ron15 - 1:43 am on Apr 21, 2011 (gmt 0)
Clearly the Adword's support is stating that even if a site is not owned by the advertiser there is nothing they will do.
If Google simply wants to disallow advertising of a certain site, they can easily do that. What purpose would it serve to have someone try to "fix" something based on a policy they enforced retroactively?
I gather the following conclusions from reading this thread.
1) Google does not have the ability to determine site ownership, nor do you have the ability to prove the absence of ownership. It seems that if they could determine ownership, their decision workflow would offer a remedy. Even if they can see hidden whois information, that is notoriously inaccurate and doubtful if they would take it at face value.
2) Based on number 1, they made a cost based analysis to set forth rules for low level Adwords support people to adhere to. Stringent rules in that, they are likely forbidden the privilege to escalate within the organization if certain criteria is met, such as showing an account linked at some point with a domain they weigh in violation of their policies. I suspect it is 100% out of their hands. The decision was made in a workflow on a higher floor within the department.

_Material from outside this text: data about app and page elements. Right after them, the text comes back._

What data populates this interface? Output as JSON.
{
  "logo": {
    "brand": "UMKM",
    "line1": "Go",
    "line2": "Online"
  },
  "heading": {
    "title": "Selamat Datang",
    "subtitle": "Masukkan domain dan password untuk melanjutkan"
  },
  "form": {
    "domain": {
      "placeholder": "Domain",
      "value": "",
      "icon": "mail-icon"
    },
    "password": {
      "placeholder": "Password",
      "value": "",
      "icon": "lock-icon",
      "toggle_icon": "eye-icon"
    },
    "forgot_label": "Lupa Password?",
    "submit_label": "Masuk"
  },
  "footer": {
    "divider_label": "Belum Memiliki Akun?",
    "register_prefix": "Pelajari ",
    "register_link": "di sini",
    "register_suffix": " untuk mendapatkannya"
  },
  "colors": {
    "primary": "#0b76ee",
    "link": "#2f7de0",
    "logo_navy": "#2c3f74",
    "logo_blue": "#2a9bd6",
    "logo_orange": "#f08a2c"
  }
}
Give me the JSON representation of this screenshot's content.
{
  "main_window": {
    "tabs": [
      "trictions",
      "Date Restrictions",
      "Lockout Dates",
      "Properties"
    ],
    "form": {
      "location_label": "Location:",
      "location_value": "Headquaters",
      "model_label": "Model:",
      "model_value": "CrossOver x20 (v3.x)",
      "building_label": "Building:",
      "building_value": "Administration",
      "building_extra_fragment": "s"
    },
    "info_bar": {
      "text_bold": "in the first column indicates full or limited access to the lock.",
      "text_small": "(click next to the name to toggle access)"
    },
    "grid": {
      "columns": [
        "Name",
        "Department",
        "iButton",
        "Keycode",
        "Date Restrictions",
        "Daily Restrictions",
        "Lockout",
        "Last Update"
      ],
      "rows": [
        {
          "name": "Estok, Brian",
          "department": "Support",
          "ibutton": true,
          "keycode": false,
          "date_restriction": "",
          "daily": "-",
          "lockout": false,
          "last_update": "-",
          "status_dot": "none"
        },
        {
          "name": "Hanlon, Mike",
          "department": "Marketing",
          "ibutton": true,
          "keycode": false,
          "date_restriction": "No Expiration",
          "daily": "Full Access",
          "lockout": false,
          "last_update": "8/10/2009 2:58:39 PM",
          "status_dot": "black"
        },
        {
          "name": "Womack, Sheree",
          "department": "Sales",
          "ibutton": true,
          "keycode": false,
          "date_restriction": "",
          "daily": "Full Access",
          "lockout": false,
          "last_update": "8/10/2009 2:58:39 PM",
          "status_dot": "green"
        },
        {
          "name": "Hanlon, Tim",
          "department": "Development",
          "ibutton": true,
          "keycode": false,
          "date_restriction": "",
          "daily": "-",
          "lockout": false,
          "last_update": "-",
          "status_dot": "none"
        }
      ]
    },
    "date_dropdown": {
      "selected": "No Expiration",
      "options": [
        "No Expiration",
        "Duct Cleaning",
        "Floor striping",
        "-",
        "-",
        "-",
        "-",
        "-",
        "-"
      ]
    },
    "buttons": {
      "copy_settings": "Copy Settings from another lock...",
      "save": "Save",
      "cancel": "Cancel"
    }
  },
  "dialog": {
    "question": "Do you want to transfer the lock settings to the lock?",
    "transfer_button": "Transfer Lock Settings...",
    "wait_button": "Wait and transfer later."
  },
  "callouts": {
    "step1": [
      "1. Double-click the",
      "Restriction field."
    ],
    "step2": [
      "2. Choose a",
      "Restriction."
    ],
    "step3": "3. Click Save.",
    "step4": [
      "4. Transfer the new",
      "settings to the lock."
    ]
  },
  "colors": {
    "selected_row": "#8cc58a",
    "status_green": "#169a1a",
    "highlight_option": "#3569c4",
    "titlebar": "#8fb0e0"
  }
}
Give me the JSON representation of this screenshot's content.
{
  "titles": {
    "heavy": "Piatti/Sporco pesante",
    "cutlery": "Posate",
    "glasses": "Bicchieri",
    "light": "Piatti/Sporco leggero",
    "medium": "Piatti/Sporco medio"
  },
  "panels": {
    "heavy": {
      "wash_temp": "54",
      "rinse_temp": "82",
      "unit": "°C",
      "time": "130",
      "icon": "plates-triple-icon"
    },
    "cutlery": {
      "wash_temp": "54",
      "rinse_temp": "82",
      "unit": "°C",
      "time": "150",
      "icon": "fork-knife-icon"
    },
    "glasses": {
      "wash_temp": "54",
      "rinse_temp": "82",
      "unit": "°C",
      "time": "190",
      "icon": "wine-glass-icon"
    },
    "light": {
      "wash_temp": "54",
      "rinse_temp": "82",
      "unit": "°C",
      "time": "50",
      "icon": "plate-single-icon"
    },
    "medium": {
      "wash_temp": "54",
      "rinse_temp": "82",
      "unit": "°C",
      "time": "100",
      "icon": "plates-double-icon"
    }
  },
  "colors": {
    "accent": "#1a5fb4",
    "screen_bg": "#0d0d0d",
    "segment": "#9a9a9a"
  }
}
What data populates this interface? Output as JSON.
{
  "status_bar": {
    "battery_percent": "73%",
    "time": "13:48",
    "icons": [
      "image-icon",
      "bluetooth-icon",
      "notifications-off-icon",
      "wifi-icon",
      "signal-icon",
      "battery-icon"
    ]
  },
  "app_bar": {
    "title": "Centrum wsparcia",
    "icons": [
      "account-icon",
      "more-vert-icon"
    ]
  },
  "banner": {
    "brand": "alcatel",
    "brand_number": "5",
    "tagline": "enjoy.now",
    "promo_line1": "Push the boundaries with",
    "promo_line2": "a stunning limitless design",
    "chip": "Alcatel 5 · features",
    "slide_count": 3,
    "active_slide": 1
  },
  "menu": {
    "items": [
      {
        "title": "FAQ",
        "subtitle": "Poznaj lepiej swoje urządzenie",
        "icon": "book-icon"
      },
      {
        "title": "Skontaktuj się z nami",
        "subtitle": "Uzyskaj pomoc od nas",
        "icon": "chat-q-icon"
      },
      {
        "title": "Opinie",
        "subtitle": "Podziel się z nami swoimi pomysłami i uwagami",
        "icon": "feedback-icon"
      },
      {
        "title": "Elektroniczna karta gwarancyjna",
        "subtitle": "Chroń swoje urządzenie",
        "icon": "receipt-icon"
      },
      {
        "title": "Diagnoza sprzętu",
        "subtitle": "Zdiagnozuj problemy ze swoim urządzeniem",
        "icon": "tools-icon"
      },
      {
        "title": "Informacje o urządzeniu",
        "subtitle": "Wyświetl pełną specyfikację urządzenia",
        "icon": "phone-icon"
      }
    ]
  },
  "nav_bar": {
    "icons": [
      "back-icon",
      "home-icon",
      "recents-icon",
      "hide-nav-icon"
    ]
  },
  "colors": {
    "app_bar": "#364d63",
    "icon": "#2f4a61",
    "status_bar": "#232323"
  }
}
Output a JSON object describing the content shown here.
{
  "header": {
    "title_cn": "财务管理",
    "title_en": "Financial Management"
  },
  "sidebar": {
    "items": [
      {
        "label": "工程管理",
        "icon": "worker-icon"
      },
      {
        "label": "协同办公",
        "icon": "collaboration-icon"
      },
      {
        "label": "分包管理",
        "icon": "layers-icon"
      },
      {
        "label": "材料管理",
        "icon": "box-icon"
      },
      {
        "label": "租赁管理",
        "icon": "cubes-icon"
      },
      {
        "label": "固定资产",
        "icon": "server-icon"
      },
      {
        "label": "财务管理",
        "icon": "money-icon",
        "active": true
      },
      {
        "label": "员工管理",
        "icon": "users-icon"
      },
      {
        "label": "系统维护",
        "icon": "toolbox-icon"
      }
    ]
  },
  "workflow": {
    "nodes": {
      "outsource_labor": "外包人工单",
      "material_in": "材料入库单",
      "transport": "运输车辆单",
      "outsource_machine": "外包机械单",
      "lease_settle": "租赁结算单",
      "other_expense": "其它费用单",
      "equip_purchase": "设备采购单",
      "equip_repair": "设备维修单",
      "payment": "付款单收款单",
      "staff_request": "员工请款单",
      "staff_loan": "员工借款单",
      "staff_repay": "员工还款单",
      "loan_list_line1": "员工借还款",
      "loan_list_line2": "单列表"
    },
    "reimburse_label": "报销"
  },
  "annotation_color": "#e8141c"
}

3) As obviously flawed as it seems, and more so to a person such as yourself that beared the brunt of it. It is likely indicative of other flawed approaches that Google is taking with respects to Panda and how they feel about their customers as a whole. They probably factored in the cost savings of not putting in place a second tier manual evaluation and escalation review. Over a large number of violations, that probably is a cost savings even with losing a six figure account. After all, Google is notorious at crunching and analyzing. The decision workflow that stung you is likely a result of that.
4) I could extrapolate that Google views each and every customer and visitor as a number molded into their bottom line, and fit to crush if a deviation within their calculations unluckily lands in their lap. But I think we all know that by now.
Sorry for your loss.